I switch it on. Immediately, there is a prickly sensation in my earlobes, as if, every second or so, a teasel is brushed against them. Moments later, giddiness takes over at a level precisely equivalent to three cocktails on an empty stomach. The dizziness persists for the full 20 minutes. Afterwards, I don’t feel relaxed, yet alert. I feel drowsy.
“These effects won’t last,” promises Dr Kirsch. I don’t believe him.
Later that day, however, I go to the hospital for some unrelated tests. Normally such a scenario would unleash hypochondria. But none of the physical symptoms of anxiety surface – no tense muscles or thumping heart. My mind still taunts me in the waiting room, though. I plan my funeral.
The next day, I take Dr Kirsch’s advice and try a 60-minute session. This time, the lightheadedness is at a one-cocktail level, but it comes with a hefty dose of nausea. This may be the result of the Prosecco I’d quaffed the previous evening.

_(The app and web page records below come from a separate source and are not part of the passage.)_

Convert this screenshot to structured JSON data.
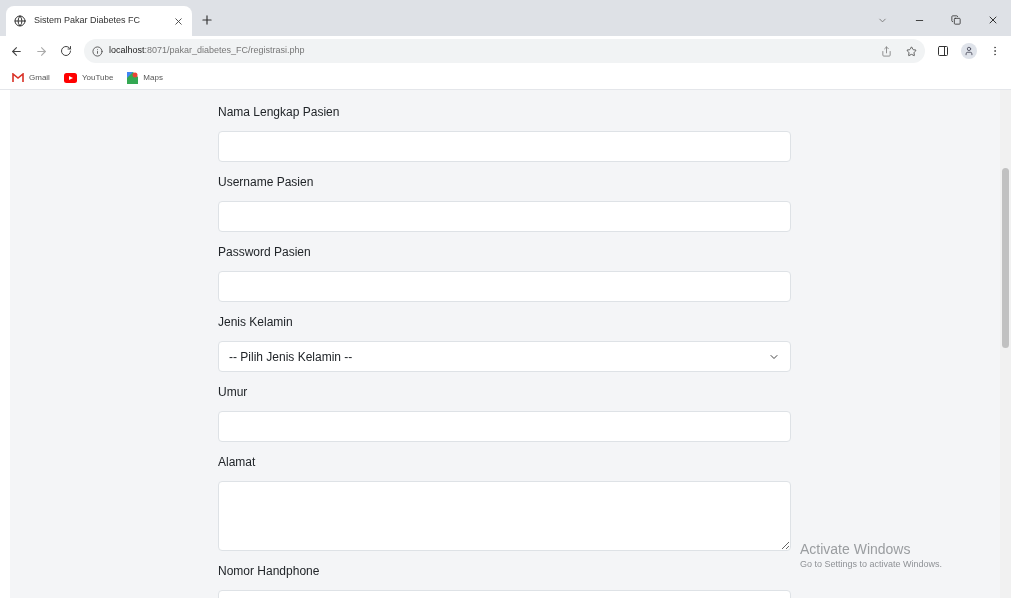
{
  "browser": {
    "tab_title": "Sistem Pakar Diabetes FC",
    "url_host": "localhost",
    "url_path": ":8071/pakar_diabetes_FC/registrasi.php",
    "bookmarks": [
      {
        "label": "Gmail",
        "kind": "gmail"
      },
      {
        "label": "YouTube",
        "kind": "youtube"
      },
      {
        "label": "Maps",
        "kind": "maps"
      }
    ]
  },
  "form": {
    "fields": [
      {
        "label": "Nama Lengkap Pasien",
        "kind": "text"
      },
      {
        "label": "Username Pasien",
        "kind": "text"
      },
      {
        "label": "Password Pasien",
        "kind": "text"
      },
      {
        "label": "Jenis Kelamin",
        "kind": "select",
        "value": "-- Pilih Jenis Kelamin --"
      },
      {
        "label": "Umur",
        "kind": "text"
      },
      {
        "label": "Alamat",
        "kind": "textarea"
      },
      {
        "label": "Nomor Handphone",
        "kind": "text"
      }
    ]
  },
  "os_notice": {
    "title": "Activate Windows",
    "text": "Go to Settings to activate Windows."
  }
}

When hung-over, I normally spend the day alternating between paranoia and sweating. But, once again, the anxiety never materialises.
“The effects aren’t just instant but also cumulative,” explains Dr Kirsch. Indeed, the accompanying literature recommends regular treatments for several weeks.

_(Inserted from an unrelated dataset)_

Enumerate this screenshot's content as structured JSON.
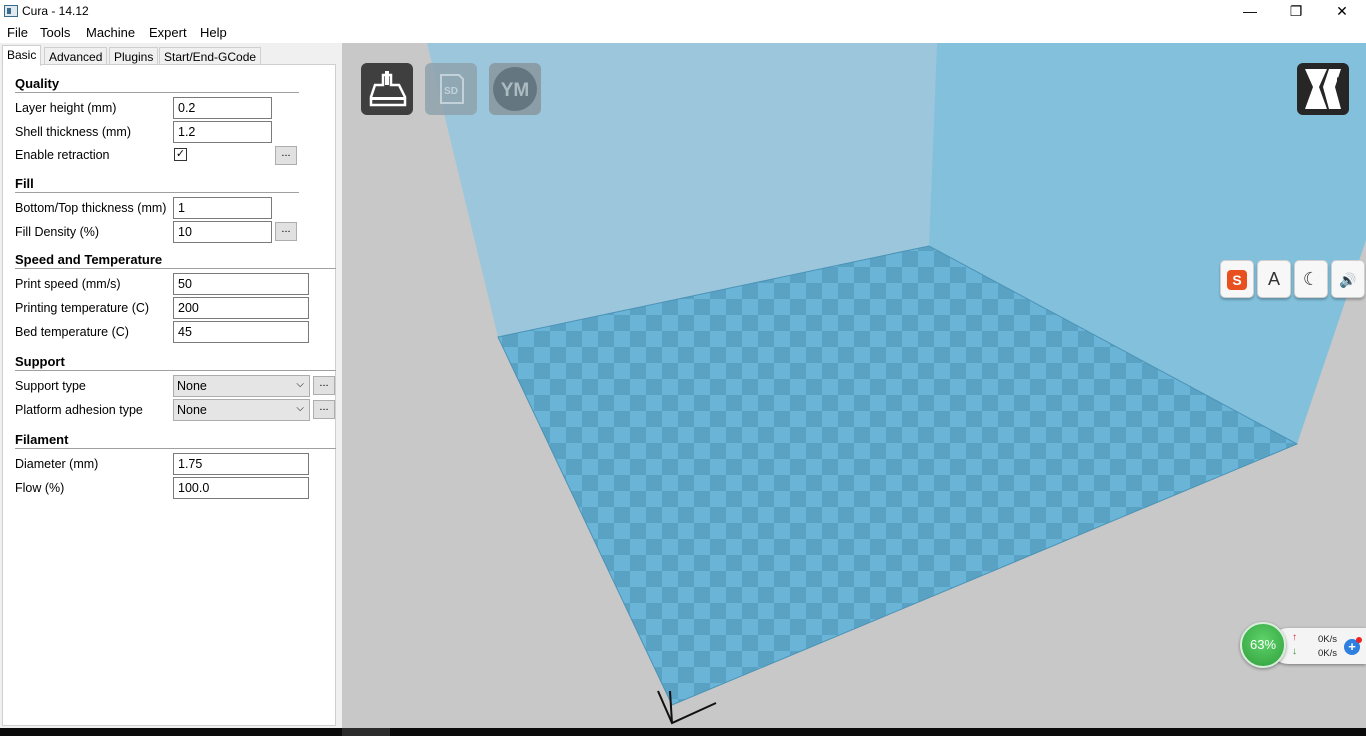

The following day, there is almost no dizziness, no nausea and, despite stress-inducing negotiations at work, I am about half as anxious and twice as alert as usual. It seems to be helping. But does it really work on all the aforementioned conditions?
I phone Dr Bob Lister, chairman of the Institute of Brain Chemistry and Human Nutrition at London Metropolitan University. He specialises in fibromyalgia, the debilitating and notoriously tricky-to-treat pain condition.
“I’m always sceptical about revolutionary new treatments for this, that and the other,” he says. “But there have been about 200 papers supporting this. When I gave the Alpha-Stim to members of my local fibromyalgia group, within a few days reports were coming back of it decreasing not just pain but other symptoms associated with the condition, such as anxiety and insomnia. In the end, 80 per cent found it beneficial. One woman had ordered a wheelchair because she couldn’t walk more than a few steps without being in crippling pain and, after using the device, she cancelled the chair.“
After learning about the US Army’s use of Alpha-Stim, particularly for PTSD, Dr Lister gave a presentation about the device at Headley Court, the British Armed Forces rehabilitation centre in Surrey. “As a result,” says Dr Lister, “they bought a dozen Alpha-Stim machines, and they now want another dozen because they’ve found them so effective.”
Dr Kirsch explains: “One of the reasons the military like this product is that many of the psychopharmacological approaches to anxiety have side effects that impair alertness.”
Dr Lesley Parkinson, a clinical psychologist, was one of the first clinicians to use it in Britain.
“I’ve looked at the EEG scans [which record electrical activity in the brain] on patients before and after using the machine, and you can clearly see that it positively affects brain waves. I’ve found it so beneficial that now, if someone comes to me with generalised anxiety disorder, I would suggest they try Alpha-Stim before any medication,” she says.
Dr Parkinson does, however, recognise its limitations. “If, for example, someone had just experienced a deeply traumatic event, I wouldn’t recommend it. In those instances, it could never replace talking therapies.”
Indeed, the physiological calm that the device induces ameliorates rather than removes anxious thoughts. Those who fear life are, according to Bertrand Russell, already three parts dead. But after a week on Alpha-Stim, I appear to be at least two parts alive.
*Alpha Stim SCS, £299, and PPM, £199, are available from www.themicrocurrentsite.co.uk.